On This Day November 13
1968 – The Beatles rule the airwaves as “Hey Jude” cruises through its seventh week as a No. 1 single. The band hired a 36-piece orchestra for the recording and offered the musicians twice their usual rate to sing and clap along to the song.
1976 – “Tonight’s the Night (Gonna Be Alright),” by Rod Stewart, begins eight weeks on the top of the Billboard Hot 100. The track, from Sir Rod’s “A Night on the Town” album, becomes his second U.S. No. 1.
1982 – Men At Work kick off a 15-week run at No. 1 on the album chart with their debut album, “Business As Usual,” which goes on to sell more than five million copies in the U.S. It contains the hits “Who Can It Be Now?” and “Down Under.”
2012 – The original collage by artist Peter Blake that was reproduced and included in copies of The Beatles’ 1967 classic “Sgt. Pepper’s Lonely Hearts Club Band” album sells to an unnamed bidder for around $88,000 during an auction of modern British art at Sotheby’s in London.

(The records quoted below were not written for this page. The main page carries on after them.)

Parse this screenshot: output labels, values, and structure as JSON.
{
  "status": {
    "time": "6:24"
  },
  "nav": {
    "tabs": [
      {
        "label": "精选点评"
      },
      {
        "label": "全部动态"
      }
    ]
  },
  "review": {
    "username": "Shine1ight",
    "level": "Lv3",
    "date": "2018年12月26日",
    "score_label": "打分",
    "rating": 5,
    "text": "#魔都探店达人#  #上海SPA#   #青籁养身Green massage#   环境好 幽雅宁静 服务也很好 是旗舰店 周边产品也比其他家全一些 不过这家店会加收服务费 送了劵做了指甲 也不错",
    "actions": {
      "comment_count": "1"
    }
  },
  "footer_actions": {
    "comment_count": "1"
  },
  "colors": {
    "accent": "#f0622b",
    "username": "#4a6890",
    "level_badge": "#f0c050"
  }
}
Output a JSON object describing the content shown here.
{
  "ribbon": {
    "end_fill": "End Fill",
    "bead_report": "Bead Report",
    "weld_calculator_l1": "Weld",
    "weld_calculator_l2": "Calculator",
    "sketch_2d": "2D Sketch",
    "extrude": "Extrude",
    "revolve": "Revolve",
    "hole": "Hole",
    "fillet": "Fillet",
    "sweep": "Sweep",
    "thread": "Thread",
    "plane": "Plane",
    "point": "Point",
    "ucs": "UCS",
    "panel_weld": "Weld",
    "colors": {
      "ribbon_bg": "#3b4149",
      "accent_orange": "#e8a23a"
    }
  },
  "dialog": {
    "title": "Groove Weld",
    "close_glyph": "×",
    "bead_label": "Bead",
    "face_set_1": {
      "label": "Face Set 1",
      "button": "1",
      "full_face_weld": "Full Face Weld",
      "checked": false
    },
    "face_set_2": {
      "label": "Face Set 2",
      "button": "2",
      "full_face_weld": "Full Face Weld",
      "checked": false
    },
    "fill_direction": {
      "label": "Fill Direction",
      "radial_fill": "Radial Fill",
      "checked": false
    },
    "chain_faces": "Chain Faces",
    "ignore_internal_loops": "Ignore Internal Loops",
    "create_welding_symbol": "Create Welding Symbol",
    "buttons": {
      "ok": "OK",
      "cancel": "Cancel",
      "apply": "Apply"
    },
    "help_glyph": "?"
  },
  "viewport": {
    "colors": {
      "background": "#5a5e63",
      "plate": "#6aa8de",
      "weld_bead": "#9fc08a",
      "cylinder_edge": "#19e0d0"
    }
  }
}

1927 – The Holland Tunnel, linking New York City to New Jersey beneath the Hudson River, opens to traffic with each crossing costing 50 cents. Nearly 52,000 vehicles travel the tunnel on its first day.
1974 – Chemical technician and union activist Karen Silkwood is killed in a mysterious one-car crash in Oklahoma at the age of 28. Silkwood worked at the Kerr-McGee plutonium plant in Crescent, Oklahoma and was critical of plant safety. The night she died, she was driving to meet with a union representative and a reporter for The New York Times, reportedly with documents proving unsafe plant conditions that led to her own exposure to radioactivity.
1982 – A week-long national salute to Americans who served in the Vietnam War culminates with the dedication of the Vietnam Veterans Memorial in Washington, D.C. The long-anticipated memorial, designed by Ohio-born architect Maya Lin, is a simple V-shaped black-granite wall inscribed with the names of some 59,000 Americans who died in the Southeast Asia conflict.
1934 – Actor-director-producer Garry Marshall, who created some of the most popular TV sitcoms of all time, including “The Odd Couple,” “Mork & Mindy,” “Happy Days” and “Laverne & Shirley” and hit movies like “Pretty Woman” and “The Princess Diaries” (d. 2016)